Government services will be denied. No they won't.

The deadline is December 31. No it's not, it will simply take longer if professionals register after that date.

Communication you see. And it continues with the difficulty of translation, understanding the meaning of words.

The word 'deadline' is, I'm sure, a key part of the problem.

They don't mean 'deadline' they mean 'should do by'.

Or at least that's what the latest information is saying.

They're trying to spread the load by registering professional workers first, before they begin registering the massive numbers of blue collar workers from early next year. Professionals can still register after December 31 but will be in a long, long queue. So it's not a deadline, but a suggested date to make it more convenient for everyone concerned.

Using the word 'deadline', especially as it was used in conjuction with the threats, predictably caused panic.

The chaos and confusion happens time and time again yet it's so easily avoidable.

Plan it professionally and competently, communicate it clearly.

Have a look at the beginning of the chaos, here.

I've just come across Alexander's excellent posting on the subject, over at Fake Plastic Souks and it's well worth a read.


The Ego said...

Do let us know how it works out with regard to the lack of the surname on the card...

This "deadline" thing is really weird though...

i*maginate said...

seabee, like you, I read about a year ago that the cut-off timeline was 2010 for expats...

What I just don't comprehend is that if traffic is costing the economy ca. 4bn, it surely costs a lot for all these people queuing up, taking time off work (or businesses) and, according to reports, being turned away to come back another day.

Added to that, what is the point of the nat. ID card, really? Thirdly, is the cost of running this operation in the fashion that it's been run justifiable, and what is the cost to the government so far in the apparently miscommunicated scheme?

Is there any point in asking these questions? Is anybody listening? Does anybody apply logic to new plans? Does anybody care?

Seabee said...

i*, the cost to the economy of all the stuff like this must be enormous. The obvious way, as the ID card is linked to Residence Visas, would have been to do the two things together. ID centres in or next to Immigration centres, get your Res Visa, go straight to ID and do that.
Two things done in one hit, the 5 million or so ID registrations spread over three years.

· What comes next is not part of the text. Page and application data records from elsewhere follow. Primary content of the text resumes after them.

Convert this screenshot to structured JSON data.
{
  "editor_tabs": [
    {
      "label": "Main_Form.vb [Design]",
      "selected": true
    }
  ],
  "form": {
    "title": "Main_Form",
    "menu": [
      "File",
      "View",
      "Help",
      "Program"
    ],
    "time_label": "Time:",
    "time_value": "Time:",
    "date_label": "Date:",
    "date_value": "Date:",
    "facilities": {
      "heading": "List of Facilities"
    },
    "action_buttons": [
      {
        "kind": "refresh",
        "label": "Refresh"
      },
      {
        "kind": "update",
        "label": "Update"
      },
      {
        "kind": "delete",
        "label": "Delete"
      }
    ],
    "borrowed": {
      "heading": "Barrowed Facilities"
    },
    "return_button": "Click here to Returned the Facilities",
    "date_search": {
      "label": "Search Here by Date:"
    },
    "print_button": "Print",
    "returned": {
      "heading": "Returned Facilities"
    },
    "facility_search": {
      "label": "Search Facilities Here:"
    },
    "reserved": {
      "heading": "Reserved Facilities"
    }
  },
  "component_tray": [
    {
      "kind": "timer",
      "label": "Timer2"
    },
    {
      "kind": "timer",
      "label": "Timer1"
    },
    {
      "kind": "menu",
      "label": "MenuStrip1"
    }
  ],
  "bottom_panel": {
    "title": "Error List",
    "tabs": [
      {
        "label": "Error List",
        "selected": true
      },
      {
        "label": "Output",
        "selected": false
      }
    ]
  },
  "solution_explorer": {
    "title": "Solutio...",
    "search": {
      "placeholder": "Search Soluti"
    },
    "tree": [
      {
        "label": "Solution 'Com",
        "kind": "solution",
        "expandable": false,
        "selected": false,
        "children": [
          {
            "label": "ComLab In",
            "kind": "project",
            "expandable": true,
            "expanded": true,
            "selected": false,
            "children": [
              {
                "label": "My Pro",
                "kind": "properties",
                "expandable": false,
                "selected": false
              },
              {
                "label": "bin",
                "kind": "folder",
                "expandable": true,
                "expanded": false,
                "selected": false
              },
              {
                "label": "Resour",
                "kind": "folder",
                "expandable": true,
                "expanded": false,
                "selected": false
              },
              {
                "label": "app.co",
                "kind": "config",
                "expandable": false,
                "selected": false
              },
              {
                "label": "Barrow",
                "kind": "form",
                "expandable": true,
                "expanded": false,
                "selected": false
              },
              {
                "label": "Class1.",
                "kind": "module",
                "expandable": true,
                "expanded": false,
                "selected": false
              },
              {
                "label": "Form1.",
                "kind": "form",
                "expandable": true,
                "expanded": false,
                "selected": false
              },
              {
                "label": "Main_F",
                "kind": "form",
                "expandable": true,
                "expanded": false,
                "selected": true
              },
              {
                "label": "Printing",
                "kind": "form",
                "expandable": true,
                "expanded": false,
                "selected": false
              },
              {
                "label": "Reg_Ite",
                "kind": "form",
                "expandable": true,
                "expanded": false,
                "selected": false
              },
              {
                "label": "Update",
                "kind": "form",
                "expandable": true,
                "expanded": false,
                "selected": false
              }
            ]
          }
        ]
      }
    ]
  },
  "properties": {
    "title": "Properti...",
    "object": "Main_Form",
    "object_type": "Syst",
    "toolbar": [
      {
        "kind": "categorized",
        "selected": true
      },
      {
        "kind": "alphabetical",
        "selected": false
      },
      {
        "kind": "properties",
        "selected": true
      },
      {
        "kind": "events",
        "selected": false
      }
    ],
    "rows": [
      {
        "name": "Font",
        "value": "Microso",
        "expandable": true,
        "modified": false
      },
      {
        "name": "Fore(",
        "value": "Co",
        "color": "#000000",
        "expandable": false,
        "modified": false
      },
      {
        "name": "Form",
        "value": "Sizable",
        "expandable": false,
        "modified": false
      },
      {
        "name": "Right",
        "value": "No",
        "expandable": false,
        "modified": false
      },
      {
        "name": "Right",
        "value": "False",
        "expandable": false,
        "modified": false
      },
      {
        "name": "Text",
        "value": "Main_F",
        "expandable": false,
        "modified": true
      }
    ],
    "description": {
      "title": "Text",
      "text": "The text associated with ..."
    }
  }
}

Is anyone listening? They simply say there were minor problems which are now all sorted out, registering is now very simple.

i*maginate said...

seabee, still no logic to the idea of nat. ID cards. Don't agree with your solution. E-govt is the master of all solutions, and delivery is hopefully imminent, in our day.

i*maginate said...

seabee, GN reports registering for the card has been troublesome for most. One can't always believe what one reads. Therein lies the problem.

Seabee said...

i*, feel free to not agree with what I say, plenty of people don't agree with lots of things I say!

Believe what the papers say? I've long been sceptical about what's said and what's reported. Not just here either, it's a world-wide problem.

i*maginate said...

Not that I disagree, but it's just hard to believe (though I literally believe you) lol -

The comment about e-govt was sarcastic. How can things go e when theres so much fraud here with ATMs etc.

I was recently asked to post some docs ... does the postal system actually work? For that matter, does the Internet work like it should? Didn't network coverage fail to work about 2 weeks ago in the morning? And didn't the whole power system in Dubai fail about a year ago? How about the Al Quoz blasts that looked like a volcano eruption.. or the motorway disaster in the fog.

In keeping with the post title, there's always a but.